Astronomer Dr. Stuart Littlefair said that this is the first time that scientists have confirmed that they have seen auroras around brown dwarves. Dr. Littlefair is a representative of the University of Sheffield.

Shining auroras are rated among the most striking displays of Earth. Such luminous glow can appear around every single planet within our solar system, not just Earth. For those who don’t know: auroras are formed when charged particles of the Sun come in contact with the atmosphere.

The newly spotted Aurora is the first of its kind as it’s not located within our solar system. It surrounds an illuminated brown dwarf that is neither big enough to be called a star nor small enough to be tagged as a planet.

The dwarf, which is known as LSR J1835, was observed by means of the Hale & Keck optical telescopes and a radio telescope called Very Large Array. The scientists found that the dwarf is rotating rapidly as the light surrounding it kept on varying in intensity. Dr. Littlefair informed that the changes in brightness appeared to be consistent and said it’s a feature one expects auroras to possess.

The aurora surrounding the dwarf is primarily red in color. This is because the charged particles in it are primarily interacting with hydrogen.

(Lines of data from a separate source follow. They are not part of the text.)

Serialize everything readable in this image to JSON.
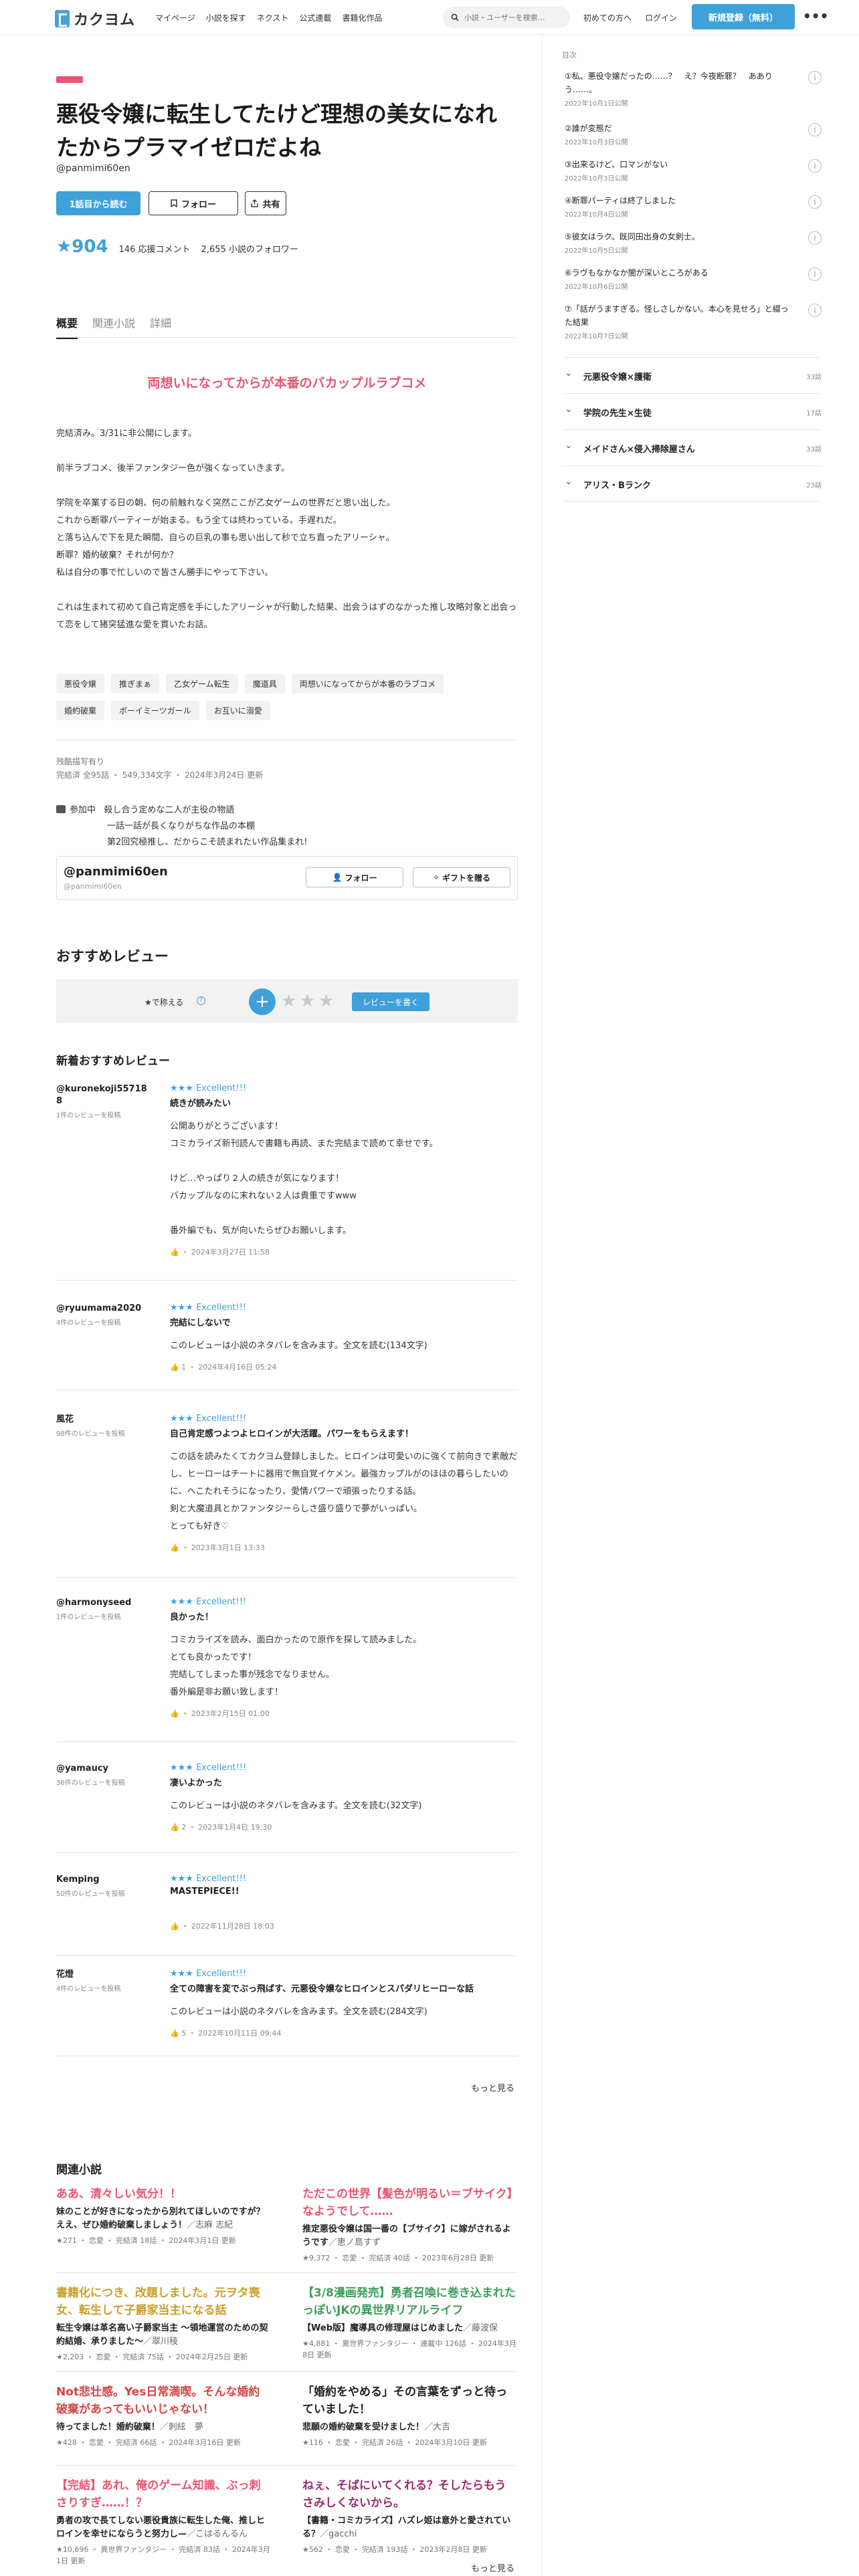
{
  "header": {
    "logo": "カクヨム",
    "nav": [
      "マイページ",
      "小説を探す",
      "ネクスト",
      "公式連載",
      "書籍化作品"
    ],
    "search_placeholder": "小説・ユーザーを検索…",
    "first_time": "初めての方へ",
    "login": "ログイン",
    "signup": "新規登録（無料）"
  },
  "work": {
    "title": "悪役令嬢に転生してたけど理想の美女になれたからプラマイゼロだよね",
    "author": "@panmimi60en",
    "read_btn": "1話目から読む",
    "follow_btn": "フォロー",
    "share_btn": "共有",
    "stars": "★904",
    "comments": "146 応援コメント",
    "followers": "2,655 小説のフォロワー"
  },
  "tabs": [
    "概要",
    "関連小説",
    "詳細"
  ],
  "catchcopy": "両想いになってからが本番のバカップルラブコメ",
  "intro": "完結済み。3/31に非公開にします。\n\n前半ラブコメ、後半ファンタジー色が強くなっていきます。\n\n学院を卒業する日の朝、何の前触れなく突然ここが乙女ゲームの世界だと思い出した。\nこれから断罪パーティーが始まる。もう全ては終わっている。手遅れだ。\nと落ち込んで下を見た瞬間、自らの巨乳の事も思い出して秒で立ち直ったアリーシャ。\n断罪？婚約破棄？それが何か？\n私は自分の事で忙しいので皆さん勝手にやって下さい。\n\nこれは生まれて初めて自己肯定感を手にしたアリーシャが行動した結果、出会うはずのなかった推し攻略対象と出会って恋をして猪突猛進な愛を貫いたお話。",
  "tags_row1": [
    "悪役令嬢",
    "推ぎまぁ",
    "乙女ゲーム転生",
    "魔道具",
    "両想いになってからが本番のラブコメ"
  ],
  "tags_row2": [
    "婚約破棄",
    "ボーイミーツガール",
    "お互いに溺愛"
  ],
  "status_label": "残酷描写有り",
  "status_line": "完結済 全95話 ・ 549,334文字 ・ 2024年3月24日 更新",
  "event": {
    "label": "参加中",
    "lines": [
      "殺し合う定めな二人が主役の物語",
      "一話一話が長くなりがちな作品の本棚",
      "第2回究極推し、だからこそ読まれたい作品集まれ!"
    ]
  },
  "author_card": {
    "name": "@panmimi60en",
    "id": "@panmimi60en",
    "follow": "フォロー",
    "gift": "ギフトを贈る"
  },
  "reviews_section": {
    "title": "おすすめレビュー",
    "rate_label": "★で称える",
    "write_btn": "レビューを書く",
    "new_title": "新着おすすめレビュー",
    "more": "もっと見る"
  },
  "reviews": [
    {
      "user": "@kuronekoji55718 8",
      "count": "1件のレビューを投稿",
      "rating": "★★★ Excellent!!!",
      "title": "続きが読みたい",
      "text": "公開ありがとうございます！\nコミカライズ新刊読んで書籍も再読、また完結まで読めて幸せです。\n\nけど…やっぱり２人の続きが気になります！\nバカップルなのに末れない２人は貴重ですwww\n\n番外編でも、気が向いたらぜひお願いします。",
      "meta": "・ 2024年3月27日 11:58"
    },
    {
      "user": "@ryuumama2020",
      "count": "4件のレビューを投稿",
      "rating": "★★★ Excellent!!!",
      "title": "完結にしないで",
      "text": "このレビューは小説のネタバレを含みます。全文を読む(134文字)",
      "meta": "1 ・ 2024年4月16日 05:24"
    },
    {
      "user": "風花",
      "count": "98件のレビューを投稿",
      "rating": "★★★ Excellent!!!",
      "title": "自己肯定感つよつよヒロインが大活躍。パワーをもらえます！",
      "text": "この話を読みたくてカクヨム登録しました。ヒロインは可愛いのに強くて前向きで素敵だし、ヒーローはチートに器用で無自覚イケメン。最強カップルがのほほの暮らしたいのに、へこたれそうになったり、愛情パワーで頑張ったりする話。\n剣と大魔道具とかファンタジーらしさ盛り盛りで夢がいっぱい。\nとっても好き♡",
      "meta": "・ 2023年3月1日 13:33"
    },
    {
      "user": "@harmonyseed",
      "count": "1件のレビューを投稿",
      "rating": "★★★ Excellent!!!",
      "title": "良かった！",
      "text": "コミカライズを読み、面白かったので原作を探して読みました。\nとても良かったです！\n完結してしまった事が残念でなりません。\n番外編是非お願い致します！",
      "meta": "・ 2023年2月15日 01:00"
    },
    {
      "user": "@yamaucy",
      "count": "36件のレビューを投稿",
      "rating": "★★★ Excellent!!!",
      "title": "凄いよかった",
      "text": "このレビューは小説のネタバレを含みます。全文を読む(32文字)",
      "meta": "2 ・ 2023年1月4日 19:30"
    },
    {
      "user": "Kemping",
      "count": "50件のレビューを投稿",
      "rating": "★★★ Excellent!!!",
      "title": "MASTEPIECE!!",
      "text": "",
      "meta": "・ 2022年11月28日 18:03"
    },
    {
      "user": "花燈",
      "count": "4件のレビューを投稿",
      "rating": "★★★ Excellent!!!",
      "title": "全ての障害を変でぶっ飛ばす、元悪役令嬢なヒロインとスパダリヒーローな話",
      "text": "このレビューは小説のネタバレを含みます。全文を読む(284文字)",
      "meta": "5 ・ 2022年10月11日 09:44"
    }
  ],
  "related": {
    "title": "関連小説",
    "more": "もっと見る",
    "items": [
      {
        "catch": "ああ、清々しい気分！！",
        "catch_color": "#e85670",
        "title": "妹のことが好きになったから別れてほしいのですが？　ええ、ぜひ婚約破棄しましょう！",
        "author": "／志麻 志紀",
        "meta": "★271 ・ 恋愛 ・ 完結済 18話 ・ 2024年3月1日 更新"
      },
      {
        "catch": "ただこの世界【髪色が明るい＝ブサイク】なようでして……",
        "catch_color": "#e85670",
        "title": "推定悪役令嬢は国一番の【ブサイク】に嫁がされるようです",
        "author": "／恵ノ島すず",
        "meta": "★9,372 ・ 恋愛 ・ 完結済 40話 ・ 2023年6月28日 更新"
      },
      {
        "catch": "書籍化につき、改題しました。元ヲタ喪女、転生して子爵家当主になる話",
        "catch_color": "#c9a02b",
        "title": "転生令嬢は革名高い子爵家当主 〜領地運営のための契約結婚、承りました〜",
        "author": "／翠川稜",
        "meta": "★2,203 ・ 恋愛 ・ 完結済 75話 ・ 2024年2月25日 更新"
      },
      {
        "catch": "【3/8漫画発売】勇者召喚に巻き込まれたっぽいJKの異世界リアルライフ",
        "catch_color": "#3c9f5a",
        "title": "【Web版】魔導具の修理屋はじめました",
        "author": "／藤波保",
        "meta": "★4,881 ・ 異世界ファンタジー ・ 連載中 126話 ・ 2024年3月8日 更新"
      },
      {
        "catch": "Not悲壮感。Yes日常満喫。そんな婚約破棄があってもいいじゃない！",
        "catch_color": "#d94343",
        "title": "待ってました！婚約破棄！",
        "author": "／刺絃　夢",
        "meta": "★428 ・ 恋愛 ・ 完結済 66話 ・ 2024年3月16日 更新"
      },
      {
        "catch": "「婚約をやめる」その言葉をずっと待っていました！",
        "catch_color": "#222222",
        "title": "悲願の婚約破棄を受けました！",
        "author": "／大吉",
        "meta": "★116 ・ 恋愛 ・ 完結済 26話 ・ 2024年3月10日 更新"
      },
      {
        "catch": "【完結】あれ、俺のゲーム知識、ぶっ刺さりすぎ……！？",
        "catch_color": "#e85670",
        "title": "勇者の攻で長てしない悪役貴族に転生した俺、推しヒロインを幸せにならうと努力し—",
        "author": "／こはるんるん",
        "meta": "★10,696 ・ 異世界ファンタジー ・ 完結済 83話 ・ 2024年3月1日 更新"
      },
      {
        "catch": "ねぇ、そばにいてくれる？そしたらもうさみしくないから。",
        "catch_color": "#9a2a6e",
        "title": "【書籍・コミカライズ】ハズレ姫は意外と愛されている？",
        "author": "／gacchi",
        "meta": "★562 ・ 恋愛 ・ 完結済 193話 ・ 2023年2月8日 更新"
      }
    ]
  },
  "toc": {
    "label": "目次",
    "items": [
      {
        "title": "①私、悪役令嬢だったの……？　え？今夜断罪？　あありう……。",
        "date": "2022年10月1日公開"
      },
      {
        "title": "②誰が変態だ",
        "date": "2022年10月3日公開"
      },
      {
        "title": "③出来るけど、口マンがない",
        "date": "2022年10月3日公開"
      },
      {
        "title": "④断罪パーティは終了しました",
        "date": "2022年10月4日公開"
      },
      {
        "title": "⑤彼女はラク。既同田出身の女剣士。",
        "date": "2022年10月5日公開"
      },
      {
        "title": "⑥ラヴもなかなか闇が深いところがある",
        "date": "2022年10月6日公開"
      },
      {
        "title": "⑦「話がうますぎる。怪しさしかない。本心を見せろ」と綴った結果",
        "date": "2022年10月7日公開"
      }
    ],
    "chapters": [
      {
        "title": "元悪役令嬢×護衛",
        "count": "33話"
      },
      {
        "title": "学院の先生×生徒",
        "count": "17話"
      },
      {
        "title": "メイドさん×侵入掃除屋さん",
        "count": "33話"
      },
      {
        "title": "アリス・Bランク",
        "count": "23話"
      }
    ]
  }
}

Earth’s aurora is more greenish because the electrons coming from the Sun interact with oxygen atoms.

Scientists are still confused about the source of the charged particles in dwarf’s aurora. This is because the brown dwarf is itself a failed star and doesn’t have any other star similar to the Sun around it for producing charged particles.

According to Dr. Littlefair, there’s a possibility that electrons are formed of material stripped off the dwarf’s surface. Some experts, on the other hand, are saying that there might be an undetected moon or planet near the dwarf, which is throwing the material off for lighting it up.